Explosion of the Anglo Norman Dec 1850

From the N. O. Crescent, of the 14th.

New Orleans has again been visited by one of those terrible steamboat explosions which so frequently occurs on the river -- and a general gloom pervades the city. The new low-pressure ANGLO NORMAN, built entirely in New Orleans, under the superintendence of her commander, Capt. REINHARDT, and recently placed in the trade, left our wharf about 12 o'clock on a pleasure excursion up the river, with a large party of invited guests on board. Among them were a number of our principal citizens and ship owners, and several gentlemen from the North. Including the crew, there were supposed to be about one hundred persons on board. The boat proceeded up the river some thirty or forty miles, and then turned again towards the city.
At a little past 2 o'clock, dinner was announced. At a little past 3 o'clock the immense boiler exploded with a terrific report, carrying away the whole of the boiler deck, and enveloping every thing forward with steam. All the upper works forward of the main gangway were completely demolished. The cabin floor was raised up, and the upper part of the starboard wheelhouse blown off. Those who were standing on deck were blown in the air, together with fragments of the wreck, in all directions, and precipitated into the river. The sight is represented by those who escaped unhurt to have been horrible.
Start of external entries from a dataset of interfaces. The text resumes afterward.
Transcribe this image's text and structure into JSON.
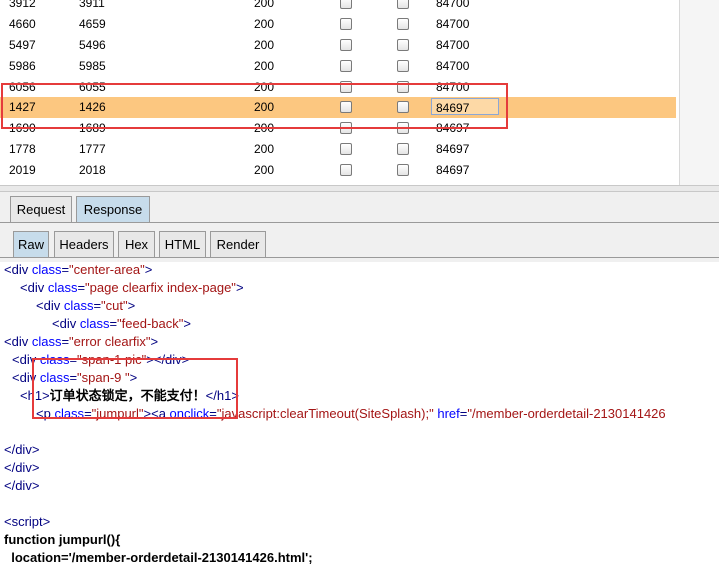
{
  "table": {
    "rows": [
      {
        "c0": "3912",
        "c1": "3911",
        "c2": "200",
        "c5": "84700"
      },
      {
        "c0": "4660",
        "c1": "4659",
        "c2": "200",
        "c5": "84700"
      },
      {
        "c0": "5497",
        "c1": "5496",
        "c2": "200",
        "c5": "84700"
      },
      {
        "c0": "5986",
        "c1": "5985",
        "c2": "200",
        "c5": "84700"
      },
      {
        "c0": "6056",
        "c1": "6055",
        "c2": "200",
        "c5": "84700"
      },
      {
        "c0": "1427",
        "c1": "1426",
        "c2": "200",
        "c5": "84697",
        "selected": true
      },
      {
        "c0": "1690",
        "c1": "1689",
        "c2": "200",
        "c5": "84697"
      },
      {
        "c0": "1778",
        "c1": "1777",
        "c2": "200",
        "c5": "84697"
      },
      {
        "c0": "2019",
        "c1": "2018",
        "c2": "200",
        "c5": "84697"
      }
    ]
  },
  "tabs": {
    "request": "Request",
    "response": "Response"
  },
  "subtabs": {
    "raw": "Raw",
    "headers": "Headers",
    "hex": "Hex",
    "html": "HTML",
    "render": "Render"
  },
  "code": {
    "l1": {
      "o": "<div ",
      "a": "class",
      "e": "=",
      "v": "\"center-area\"",
      "c": ">"
    },
    "l2": {
      "o": "<div ",
      "a": "class",
      "e": "=",
      "v": "\"page clearfix index-page\"",
      "c": ">"
    },
    "l3": {
      "o": "<div ",
      "a": "class",
      "e": "=",
      "v": "\"cut\"",
      "c": ">"
    },
    "l4": {
      "o": "<div ",
      "a": "class",
      "e": "=",
      "v": "\"feed-back\"",
      "c": ">"
    },
    "l5": {
      "o": "<div ",
      "a": "class",
      "e": "=",
      "v": "\"error clearfix\"",
      "c": ">"
    },
    "l6": {
      "o": "<div ",
      "a": "class",
      "e": "=",
      "v": "\"span-1 pic\"",
      "c": "></div>"
    },
    "l7": {
      "o": "<div ",
      "a": "class",
      "e": "=",
      "v": "\"span-9 \"",
      "c": ">"
    },
    "l8": {
      "o": "<h1>",
      "t": "订单状态锁定，不能支付！",
      "c": "</h1>"
    },
    "l9": {
      "o": "<p ",
      "a": "class",
      "e": "=",
      "v": "\"jumpurl\"",
      "m": "><a ",
      "a2": "onclick",
      "e2": "=",
      "v2": "\"javascript:clearTimeout(SiteSplash);\"",
      "sp": " ",
      "a3": "href",
      "e3": "=",
      "v3": "\"/member-orderdetail-2130141426"
    },
    "l10": "</div>",
    "l11": "</div>",
    "l12": "</div>",
    "l13": "<script>",
    "l14": "function jumpurl(){",
    "l15": {
      "k": "  location=",
      "s": "'/member-orderdetail-2130141426.html'",
      "e": ";"
    }
  }
}
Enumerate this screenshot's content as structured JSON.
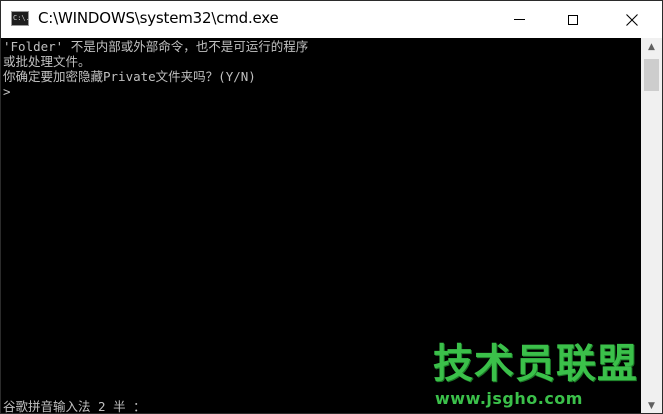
{
  "window": {
    "title": "C:\\WINDOWS\\system32\\cmd.exe",
    "icon": "cmd-console-icon",
    "icon_text": "C:\\."
  },
  "caption_buttons": {
    "minimize_icon": "minimize-icon",
    "maximize_icon": "maximize-icon",
    "close_icon": "close-icon"
  },
  "console": {
    "lines": [
      "'Folder' 不是内部或外部命令，也不是可运行的程序",
      "或批处理文件。",
      "你确定要加密隐藏Private文件夹吗？(Y/N)",
      ">"
    ],
    "ime_status": "谷歌拼音输入法 2 半 ："
  },
  "scrollbar": {
    "up_arrow": "▲",
    "down_arrow": "▼"
  },
  "watermark": {
    "logo_text": "技术员联盟",
    "url": "www.jsgho.com"
  },
  "colors": {
    "console_bg": "#000000",
    "console_text": "#c0c0c0",
    "watermark_green": "#3bc04a"
  }
}
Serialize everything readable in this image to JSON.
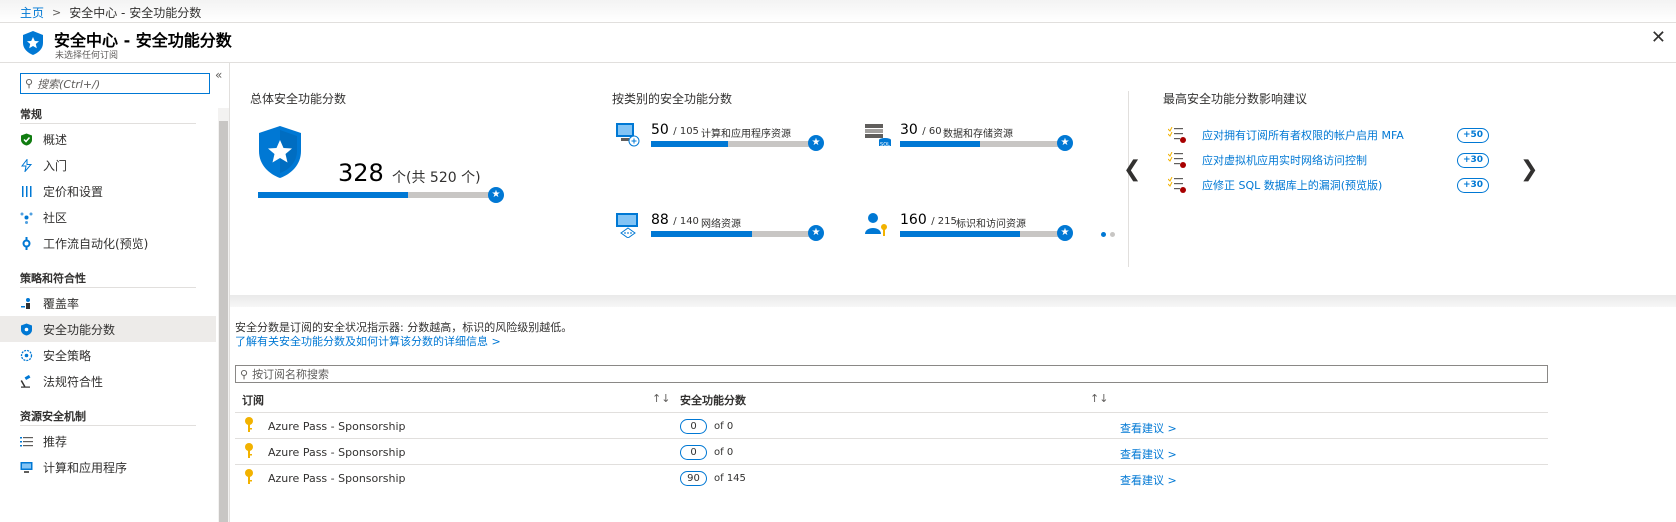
{
  "breadcrumb": {
    "home": "主页",
    "separator": ">",
    "current": "安全中心 - 安全功能分数"
  },
  "header": {
    "title": "安全中心 - 安全功能分数",
    "subtitle": "未选择任何订阅",
    "close": "✕"
  },
  "sidebar": {
    "search_placeholder": "搜索(Ctrl+/)",
    "collapse": "«",
    "sections": [
      {
        "title": "常规",
        "items": [
          {
            "label": "概述",
            "icon": "shield-check-icon"
          },
          {
            "label": "入门",
            "icon": "bolt-icon"
          },
          {
            "label": "定价和设置",
            "icon": "sliders-icon"
          },
          {
            "label": "社区",
            "icon": "community-icon"
          },
          {
            "label": "工作流自动化(预览)",
            "icon": "workflow-icon"
          }
        ]
      },
      {
        "title": "策略和符合性",
        "items": [
          {
            "label": "覆盖率",
            "icon": "coverage-icon"
          },
          {
            "label": "安全功能分数",
            "icon": "shield-icon",
            "active": true
          },
          {
            "label": "安全策略",
            "icon": "policy-icon"
          },
          {
            "label": "法规符合性",
            "icon": "gavel-icon"
          }
        ]
      },
      {
        "title": "资源安全机制",
        "items": [
          {
            "label": "推荐",
            "icon": "list-icon"
          },
          {
            "label": "计算和应用程序",
            "icon": "compute-icon"
          }
        ]
      }
    ]
  },
  "overall": {
    "title": "总体安全功能分数",
    "score": "328",
    "of_text": "个(共 520 个)",
    "fraction": 0.63
  },
  "category": {
    "title": "按类别的安全功能分数",
    "items": [
      {
        "score": "50",
        "max": "/ 105",
        "name": "计算和应用程序资源",
        "fraction": 0.48,
        "icon": "compute-icon"
      },
      {
        "score": "30",
        "max": "/ 60",
        "name": "数据和存储资源",
        "fraction": 0.5,
        "icon": "sql-icon"
      },
      {
        "score": "88",
        "max": "/ 140",
        "name": "网络资源",
        "fraction": 0.63,
        "icon": "network-icon"
      },
      {
        "score": "160",
        "max": "/ 215",
        "name": "标识和访问资源",
        "fraction": 0.75,
        "icon": "identity-icon"
      }
    ]
  },
  "recommendations": {
    "title": "最高安全功能分数影响建议",
    "items": [
      {
        "label": "应对拥有订阅所有者权限的帐户启用 MFA",
        "impact": "+50"
      },
      {
        "label": "应对虚拟机应用实时网络访问控制",
        "impact": "+30"
      },
      {
        "label": "应修正 SQL 数据库上的漏洞(预览版)",
        "impact": "+30"
      }
    ],
    "prev": "❮",
    "next": "❯"
  },
  "info": {
    "description": "安全分数是订阅的安全状况指示器: 分数越高，标识的风险级别越低。",
    "learn_more": "了解有关安全功能分数及如何计算该分数的详细信息 >"
  },
  "table": {
    "search_placeholder": "按订阅名称搜索",
    "col_subscription": "订阅",
    "col_score": "安全功能分数",
    "sort_icon": "↑↓",
    "rows": [
      {
        "name": "Azure Pass - Sponsorship",
        "score": "0",
        "of": "of 0",
        "action": "查看建议 >"
      },
      {
        "name": "Azure Pass - Sponsorship",
        "score": "0",
        "of": "of 0",
        "action": "查看建议 >"
      },
      {
        "name": "Azure Pass - Sponsorship",
        "score": "90",
        "of": "of 145",
        "action": "查看建议 >"
      }
    ]
  },
  "colors": {
    "accent": "#0078d4",
    "bar_bg": "#c8c6c4",
    "key_gold": "#f2b200"
  }
}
The explosion took place at 9 mile point, a short distance above Carrolton. Fortunately the steamer Naniope was near at hand, on her way up the river. Her captain immediately rounded to and came alongside the A. N. Himself as well as his officers did all in their power to rescue those who were in the water, and alleviate the sufferings of those who were on board.
The wounded passengers, with one or two exceptions, were taken on the "Naniope," and brought to this city. The Job boat Creole, soon arrived, took the wreck in tow, and brought her down with the remainder of the passengers to the U. S. Marine Hospital, where such of the officers and crew as were injured were immediately taken. The NORMAN was made fast at this place and the passengers came over to town in the ferry boat. The confusion, excitement and numerous rumors consequent on such a catastrophe, it is impossible to obtain all the particulars, and we are unable to say how many lives are lost. Several persons are missing, who may have been picked up and taken ashore by skiff, where the explosion took place.
But it is painfully certain that many who were on board will never be found. Among the missing and supposed to have been killed, as he was seen going into the air, amidst fragments of the deck is MR. JAMES BEELE, one of our oldest and most enterprising citizens. His lady, on board together with her two children, escaped safe.
The Ladies who were on board escaped without injury, as also Capt. REINHARDT.
The cause of the explosion, appears as yet, to be involved in mystery. We were informed that but about five minutes before the explosion, there were only 23 inches of steam on, and the boiler was calculated to sustain a much greater pressure. We have heard no opinion expressed on the subject, but we presume the matter will be investigated, as there is a large number of practical engineers on board at the time of the explosion.

Liberty Weekly Tribune Missouri 1851-01-03
(Transcriber's Note: I was able to find a total of 100 dead in this disaster, in other sections.)